So too with the design of these "clinical" trials. The only thing clinical about them is the surgical precision with which they render their lobotomy. How else can you explain our sheepish behavior? Drug companies, and in particular the marketing departments that run them, design these trials deliberately with these endpoints in mind. They know that efavirenz, nevirapine and other NNRTIs are well-tolerated and potent drugs. They also know that, in order to observe a durable response, all one needs to do is to "surround" them with a drug (or drugs) that provides a modicum of protection in the form of antiviral resistance mutations. That is all that is necessary to be successful. So you take efavirenz or nevirapine and put it in both arms. That is step one. Then add comparator drug (or drugs) to each arm that differs little in potency. That is step two. Stir, never shake, and voilà! You have a trial that will go on forever, is guaranteed to show equivalence (or, if your drug is really terrible or you were cheap/stupid and under powered the study, "non-inferior"), and the marketing department will be happy. Our drug is just as good as theirs! Then you can spend your millions spinning yarn about how your drug is better tolerated or less hated -- or both, as the case may be.

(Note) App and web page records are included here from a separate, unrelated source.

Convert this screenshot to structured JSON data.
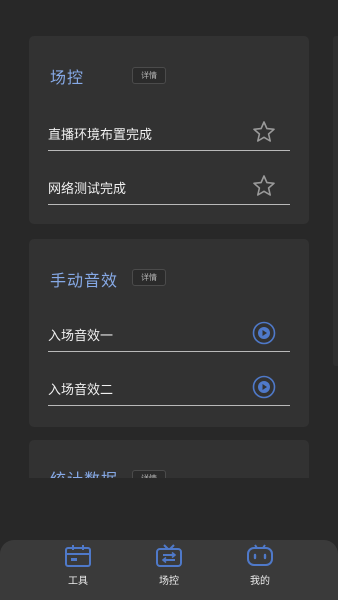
{
  "cards": [
    {
      "title": "场控",
      "detail_label": "详情",
      "items": [
        {
          "label": "直播环境布置完成",
          "icon": "star-outline-icon"
        },
        {
          "label": "网络测试完成",
          "icon": "star-outline-icon"
        }
      ]
    },
    {
      "title": "手动音效",
      "detail_label": "详情",
      "items": [
        {
          "label": "入场音效一",
          "icon": "play-circle-icon"
        },
        {
          "label": "入场音效二",
          "icon": "play-circle-icon"
        }
      ]
    },
    {
      "title": "统计数据",
      "detail_label": "详情",
      "items": []
    }
  ],
  "tabbar": {
    "items": [
      {
        "label": "工具",
        "icon": "calendar-toolbox-icon"
      },
      {
        "label": "场控",
        "icon": "tv-control-icon"
      },
      {
        "label": "我的",
        "icon": "robot-face-icon"
      }
    ]
  },
  "colors": {
    "background": "#282828",
    "card": "#323232",
    "accent_blue": "#86a9e6",
    "icon_blue": "#4f79c9",
    "tabbar": "#3a3a3a"
  }
}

You Fell for It Again -- Oops!
This nonsense certainly did not start with Gilead, although they have surely perfected its use in recent years. The Gilead design of its 903 trial is a classic example: d4T/3TC versus tenofovir/3TC with EFV. Glaxo also chose it for the design of CNA30024: Combivir versus ABC/3TC with EFV. And now it seems, Gilead is back at it again with a comparison of "Truvana"
with EFV. When will all the nonsense stop? It makes me wish I could just listen to old MP3s of Bush 43 speeches. Then at least I'd have a reason for my insanity.
But seriously, Gilead must be at week 6 billion and counting still looking for a difference between its two arms; all the while merrily reporting how their drug has fewer problems. "See, what did I tell you?" At least with this Glaxo study, the GSK marketing geniuses gave up after a while since they only wanted to show that their drugs were equivalent (which this study did NOT do: it only proved that their drugs were not woefully inadequate in the presence of efavirenz). Big deal, so is Holy Water!
TLOVR and Other Made Up Nonsense
And thanks to the rocket scientists at the FDA who made up a new term called TLOVR, Gilead can now go around trumpeting that Truvana is statistically better than Combivir at 24 weeks. It is NOT. Why? Because for those who really care, TLOVR is a made-up statistical censoring technique that punishes you when a subject drops for intolerance, among other reasons.
So the term "Time to loss of virologic response" is actually not loss of virologic response at all but really "time to first censoring of subjects for any reason after a virologic response." But then you knew that, right? You are smart. You went to medical school. You buy generic brand toothpaste, and you won't be fooled. Right? Pigs don't actually fly, right? George Bush didn't win, did he?
Dr. Steven Miles is an old friend of TAG (old as in "longtime") and a founding member of the ACTG (although the ACTG leadership may regret having invited him to the party). He's also a great guy to take out to lunch. More of his writings can be found at his website, www.hivmedicine.md. (It didn't escape our attention that the site is underwritten by the likes of Ortho, Abbott, Boehringer Ingelheim, BMS, Chiron -- and Glaxo. But he seems to have retained his delightful objectivity for now. The Gilead loan sharks don't appear to have gotten to him yet, and he probably shouldn't hold his breath for any near-term funding.) TAGline thanks him for permission to reprint.